Senior Queensland Rail executive’s pay is also linked to “on time running”.
Mr Matters conceded “dwell times” – when trains stop to let passengers on and off trains – had increased since 1980, but he said it was not enough to explain the extra 11 minutes on the journey.
“It is common knowledge that these loadings have risen significantly since the 1980s…but is an additional 11 minutes really needed?”
He questioned why the 2014 timetable allowed an extra three to four minutes to run from Central to Roma Street and out to South Brisbane, South Bank and Park Road.
He said the late 1980 timetable allowed electric trains “eight to nine minutes” to cross the river, while the 2104 timetable allows 13 minutes.
Mr Matters said “extra padding” in the timetable was responsible for various transport ministers – Labor and LNP – making claims about improved “on time running”.
Transport Minister Scott Emerson has told the ABC an additional 1000 extra services were added to the Southeast Queensland Rail network from January 20.
“We have more trains on the [rail] system and we have to leave 2.5 to 3 minutes between trains for safety reasons,” Mr Emerson said.

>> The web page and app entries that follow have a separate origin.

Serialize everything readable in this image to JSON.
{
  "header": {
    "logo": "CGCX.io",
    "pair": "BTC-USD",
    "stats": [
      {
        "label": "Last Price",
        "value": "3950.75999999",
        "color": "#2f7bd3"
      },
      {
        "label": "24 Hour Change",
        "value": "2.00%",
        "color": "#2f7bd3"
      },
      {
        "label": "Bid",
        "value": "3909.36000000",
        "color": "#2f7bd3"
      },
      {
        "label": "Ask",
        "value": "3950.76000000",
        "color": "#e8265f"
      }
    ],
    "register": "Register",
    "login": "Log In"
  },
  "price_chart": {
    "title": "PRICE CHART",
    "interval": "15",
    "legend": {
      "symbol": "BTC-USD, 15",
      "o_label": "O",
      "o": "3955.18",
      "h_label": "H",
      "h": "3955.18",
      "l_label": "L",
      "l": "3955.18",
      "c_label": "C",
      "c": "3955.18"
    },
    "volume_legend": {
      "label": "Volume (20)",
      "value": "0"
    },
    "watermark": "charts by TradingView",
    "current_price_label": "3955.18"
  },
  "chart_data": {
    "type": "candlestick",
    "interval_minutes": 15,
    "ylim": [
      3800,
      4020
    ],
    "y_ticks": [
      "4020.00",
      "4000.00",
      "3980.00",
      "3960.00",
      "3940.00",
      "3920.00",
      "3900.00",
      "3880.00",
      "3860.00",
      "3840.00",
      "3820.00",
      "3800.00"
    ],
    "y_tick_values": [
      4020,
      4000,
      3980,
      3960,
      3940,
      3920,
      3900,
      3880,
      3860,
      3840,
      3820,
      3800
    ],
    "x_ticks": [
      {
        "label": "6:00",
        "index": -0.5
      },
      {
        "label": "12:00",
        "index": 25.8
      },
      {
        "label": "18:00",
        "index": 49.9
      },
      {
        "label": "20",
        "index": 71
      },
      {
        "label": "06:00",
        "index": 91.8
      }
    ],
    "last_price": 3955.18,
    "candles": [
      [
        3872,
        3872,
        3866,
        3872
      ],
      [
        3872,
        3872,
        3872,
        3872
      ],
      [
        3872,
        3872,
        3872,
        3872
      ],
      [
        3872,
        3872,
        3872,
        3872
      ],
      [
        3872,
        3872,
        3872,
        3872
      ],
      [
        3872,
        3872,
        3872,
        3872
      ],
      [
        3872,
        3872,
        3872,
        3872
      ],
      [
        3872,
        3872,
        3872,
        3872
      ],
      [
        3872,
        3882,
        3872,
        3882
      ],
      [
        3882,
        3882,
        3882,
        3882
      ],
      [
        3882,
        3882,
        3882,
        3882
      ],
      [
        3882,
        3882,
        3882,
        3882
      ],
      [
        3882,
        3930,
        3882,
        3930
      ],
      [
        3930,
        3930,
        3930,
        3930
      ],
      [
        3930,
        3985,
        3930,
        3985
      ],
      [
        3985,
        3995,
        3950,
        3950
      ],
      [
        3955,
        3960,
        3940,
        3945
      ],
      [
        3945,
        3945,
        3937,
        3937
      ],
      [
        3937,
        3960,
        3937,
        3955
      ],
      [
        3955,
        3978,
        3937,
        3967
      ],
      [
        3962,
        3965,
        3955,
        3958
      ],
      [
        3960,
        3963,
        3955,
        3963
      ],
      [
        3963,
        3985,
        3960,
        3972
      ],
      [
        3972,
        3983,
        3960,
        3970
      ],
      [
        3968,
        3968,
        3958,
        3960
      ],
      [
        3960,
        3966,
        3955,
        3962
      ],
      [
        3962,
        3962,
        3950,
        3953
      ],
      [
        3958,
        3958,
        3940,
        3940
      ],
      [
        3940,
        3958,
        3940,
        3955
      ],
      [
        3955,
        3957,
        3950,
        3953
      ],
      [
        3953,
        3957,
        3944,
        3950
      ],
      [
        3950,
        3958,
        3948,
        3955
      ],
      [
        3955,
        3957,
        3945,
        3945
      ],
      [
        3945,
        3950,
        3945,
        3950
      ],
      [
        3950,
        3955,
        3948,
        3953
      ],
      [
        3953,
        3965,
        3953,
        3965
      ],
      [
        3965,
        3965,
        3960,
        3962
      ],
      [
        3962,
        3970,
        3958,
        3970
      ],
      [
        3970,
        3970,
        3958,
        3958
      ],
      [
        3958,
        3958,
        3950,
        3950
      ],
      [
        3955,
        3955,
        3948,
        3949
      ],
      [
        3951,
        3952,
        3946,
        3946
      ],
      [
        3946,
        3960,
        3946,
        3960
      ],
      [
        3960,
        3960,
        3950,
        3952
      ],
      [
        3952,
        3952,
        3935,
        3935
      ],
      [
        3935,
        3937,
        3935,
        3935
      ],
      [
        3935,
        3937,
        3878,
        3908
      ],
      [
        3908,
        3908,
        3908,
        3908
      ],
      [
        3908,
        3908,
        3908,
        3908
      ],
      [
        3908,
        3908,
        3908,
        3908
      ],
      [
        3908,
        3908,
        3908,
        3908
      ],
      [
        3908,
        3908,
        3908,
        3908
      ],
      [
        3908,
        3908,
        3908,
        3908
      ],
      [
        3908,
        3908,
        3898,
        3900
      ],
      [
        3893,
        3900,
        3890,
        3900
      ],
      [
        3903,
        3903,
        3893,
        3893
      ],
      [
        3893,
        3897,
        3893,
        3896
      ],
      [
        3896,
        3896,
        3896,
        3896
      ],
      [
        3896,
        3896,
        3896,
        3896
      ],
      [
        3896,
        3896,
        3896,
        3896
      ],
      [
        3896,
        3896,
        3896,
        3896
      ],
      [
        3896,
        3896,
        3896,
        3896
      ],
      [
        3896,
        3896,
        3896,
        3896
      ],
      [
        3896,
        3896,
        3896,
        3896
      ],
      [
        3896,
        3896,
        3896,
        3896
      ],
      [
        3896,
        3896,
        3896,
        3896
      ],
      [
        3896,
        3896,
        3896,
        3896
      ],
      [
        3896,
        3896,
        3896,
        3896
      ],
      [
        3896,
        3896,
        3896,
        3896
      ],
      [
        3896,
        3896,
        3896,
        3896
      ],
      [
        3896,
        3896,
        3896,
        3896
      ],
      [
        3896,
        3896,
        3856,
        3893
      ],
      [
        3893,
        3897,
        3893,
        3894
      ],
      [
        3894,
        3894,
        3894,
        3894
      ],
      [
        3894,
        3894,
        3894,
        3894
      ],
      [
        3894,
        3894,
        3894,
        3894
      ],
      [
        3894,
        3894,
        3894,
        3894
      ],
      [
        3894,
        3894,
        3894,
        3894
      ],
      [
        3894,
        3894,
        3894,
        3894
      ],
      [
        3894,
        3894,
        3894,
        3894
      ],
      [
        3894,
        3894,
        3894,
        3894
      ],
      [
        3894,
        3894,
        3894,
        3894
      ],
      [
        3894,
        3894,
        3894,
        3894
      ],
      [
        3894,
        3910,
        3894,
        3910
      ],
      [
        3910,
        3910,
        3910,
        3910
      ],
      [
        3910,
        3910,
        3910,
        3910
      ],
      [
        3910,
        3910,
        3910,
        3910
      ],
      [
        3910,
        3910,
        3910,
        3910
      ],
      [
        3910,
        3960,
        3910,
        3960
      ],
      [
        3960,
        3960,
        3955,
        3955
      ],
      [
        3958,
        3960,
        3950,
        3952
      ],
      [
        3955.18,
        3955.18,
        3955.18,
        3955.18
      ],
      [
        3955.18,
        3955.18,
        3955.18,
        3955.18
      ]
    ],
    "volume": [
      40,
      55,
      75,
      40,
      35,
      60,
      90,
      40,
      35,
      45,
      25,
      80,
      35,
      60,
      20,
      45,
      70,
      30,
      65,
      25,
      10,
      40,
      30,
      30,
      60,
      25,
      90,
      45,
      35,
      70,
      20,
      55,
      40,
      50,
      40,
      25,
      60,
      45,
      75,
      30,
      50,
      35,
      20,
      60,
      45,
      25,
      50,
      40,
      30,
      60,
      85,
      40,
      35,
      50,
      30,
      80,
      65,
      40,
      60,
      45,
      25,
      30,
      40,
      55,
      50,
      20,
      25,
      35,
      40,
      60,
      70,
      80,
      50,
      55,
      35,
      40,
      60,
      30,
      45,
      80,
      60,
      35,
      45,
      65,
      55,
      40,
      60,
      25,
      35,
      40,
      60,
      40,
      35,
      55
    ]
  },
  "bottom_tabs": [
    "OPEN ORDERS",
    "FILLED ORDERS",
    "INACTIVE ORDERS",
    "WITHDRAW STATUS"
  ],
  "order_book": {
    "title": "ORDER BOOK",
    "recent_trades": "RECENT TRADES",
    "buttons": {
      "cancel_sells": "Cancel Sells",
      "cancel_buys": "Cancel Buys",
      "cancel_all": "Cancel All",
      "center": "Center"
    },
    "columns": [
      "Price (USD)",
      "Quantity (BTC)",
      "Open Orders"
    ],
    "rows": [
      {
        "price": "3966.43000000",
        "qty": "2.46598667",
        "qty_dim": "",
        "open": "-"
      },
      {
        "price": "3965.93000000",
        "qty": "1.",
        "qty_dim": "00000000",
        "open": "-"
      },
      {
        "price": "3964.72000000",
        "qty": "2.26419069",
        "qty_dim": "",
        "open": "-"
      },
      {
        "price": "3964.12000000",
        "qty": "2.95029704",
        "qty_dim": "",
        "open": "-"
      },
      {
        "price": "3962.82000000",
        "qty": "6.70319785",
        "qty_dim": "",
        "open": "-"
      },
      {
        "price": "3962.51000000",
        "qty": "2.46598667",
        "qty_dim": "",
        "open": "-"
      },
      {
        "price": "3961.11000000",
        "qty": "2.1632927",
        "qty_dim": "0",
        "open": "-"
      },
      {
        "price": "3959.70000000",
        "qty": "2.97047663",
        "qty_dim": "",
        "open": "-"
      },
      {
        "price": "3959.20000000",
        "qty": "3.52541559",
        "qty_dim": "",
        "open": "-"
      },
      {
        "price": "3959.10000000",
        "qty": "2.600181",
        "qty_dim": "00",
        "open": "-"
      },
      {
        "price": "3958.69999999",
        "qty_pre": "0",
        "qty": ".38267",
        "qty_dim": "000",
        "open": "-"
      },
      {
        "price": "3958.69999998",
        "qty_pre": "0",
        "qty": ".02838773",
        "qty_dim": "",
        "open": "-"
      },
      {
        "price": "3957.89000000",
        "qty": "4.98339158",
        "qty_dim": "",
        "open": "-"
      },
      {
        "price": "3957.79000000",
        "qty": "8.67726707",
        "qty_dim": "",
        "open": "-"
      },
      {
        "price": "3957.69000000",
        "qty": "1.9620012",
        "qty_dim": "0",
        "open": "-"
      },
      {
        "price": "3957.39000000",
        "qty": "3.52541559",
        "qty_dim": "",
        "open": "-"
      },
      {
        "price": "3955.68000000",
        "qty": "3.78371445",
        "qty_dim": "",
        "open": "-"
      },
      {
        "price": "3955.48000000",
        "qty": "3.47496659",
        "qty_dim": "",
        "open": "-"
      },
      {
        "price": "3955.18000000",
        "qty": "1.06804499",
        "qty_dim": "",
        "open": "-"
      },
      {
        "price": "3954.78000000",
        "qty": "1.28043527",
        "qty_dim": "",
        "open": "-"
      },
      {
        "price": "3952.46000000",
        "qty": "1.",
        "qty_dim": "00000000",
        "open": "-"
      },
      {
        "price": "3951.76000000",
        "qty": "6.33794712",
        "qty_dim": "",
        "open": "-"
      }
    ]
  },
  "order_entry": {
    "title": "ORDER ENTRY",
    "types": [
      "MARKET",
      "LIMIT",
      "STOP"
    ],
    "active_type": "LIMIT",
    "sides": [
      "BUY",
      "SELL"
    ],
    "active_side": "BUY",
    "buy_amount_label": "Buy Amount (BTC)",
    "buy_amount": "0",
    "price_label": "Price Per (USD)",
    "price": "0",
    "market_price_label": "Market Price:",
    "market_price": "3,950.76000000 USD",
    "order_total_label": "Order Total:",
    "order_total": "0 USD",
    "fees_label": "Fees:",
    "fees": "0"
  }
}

“We have to have time to get them onto the train and then out of the station.”
Mr Emerson said better management of people on platforms and better maintenance of rail tracks had improved “on time running”.
Queensland Rail said a number of issues had lengthened journeys – extra signals at level crossings, extra time allowed for people with disabilities to board, increased patronage and extra trains in peak hours.
Transport Minister Scott Emerson issued a statement last week outlining the LNP’s record of having 95.8 per cent of peak hour trains running on time in March 2014.
Before the election, under Labor’s transport minister Annastacia Palaszczuk, trains had a had a three month average of 86.27 per cent “on time running” by March 2012.
Mr Emerson said the reason why extra time was added to certain Beenleigh and Bowen Hills journeys in January 2014 – between two and five minutes – was to make room for the 1000 additional weekly services.
Mr Matters is a former Queensland state secretary, and state president of the Australian Federated Union of Locomotive Enginemen.
He also worked for the private rail company, Pacific National, for 10 years and was named Australian Employee of the Year in 1996.
“So I am not a ratbag, left wing union official,” he said, adding he remained a friend of Queensland Rail’s previous chief executive Vince O’Rourke.
Source : The Brisbane Times